|International Classification||G02C13/00, G01N21/85, G01N21/90, B65B57/02, G01N21/95|
|Nov 30, 2007||FPAY||Fee payment|
Year of fee payment: 4
|Sep 20, 2011||FPAY||Fee payment|
Year of fee payment: 8
|Sep 8, 2014||AS||Assignment|
Owner name: NOVARTIS AG, SWITZERLAND
Free format text: ASSIGNMENT OF ASSIGNORS INTEREST;ASSIGNORS:KRAHN, ANDREAS;SAEDLER, JUERGEN;SCHLEGEL, JAN;AND OTHERS;SIGNING DATES FROM 20010212 TO 20010216;REEL/FRAME:033688/0393

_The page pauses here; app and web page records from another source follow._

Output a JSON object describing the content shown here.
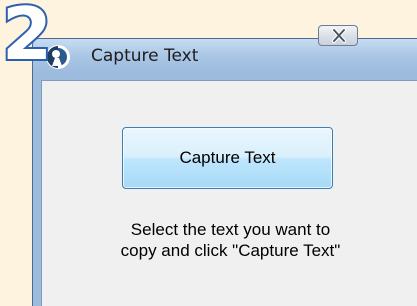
{
  "step": {
    "number": "2"
  },
  "window": {
    "title": "Capture Text",
    "icon": "app-logo-icon",
    "close_icon": "close-icon"
  },
  "main": {
    "capture_button_label": "Capture Text",
    "instruction_line1": "Select the text you want to",
    "instruction_line2": "copy and click \"Capture Text\""
  },
  "colors": {
    "page_background": "#fdf3df",
    "step_number_outline": "#2c5fae",
    "titlebar": "#aac6e5",
    "client_background": "#f0f0f0",
    "button_border": "#3c7fb1"
  }
}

|Dec 16, 2015||FPAY||Fee payment|
Year of fee payment: 12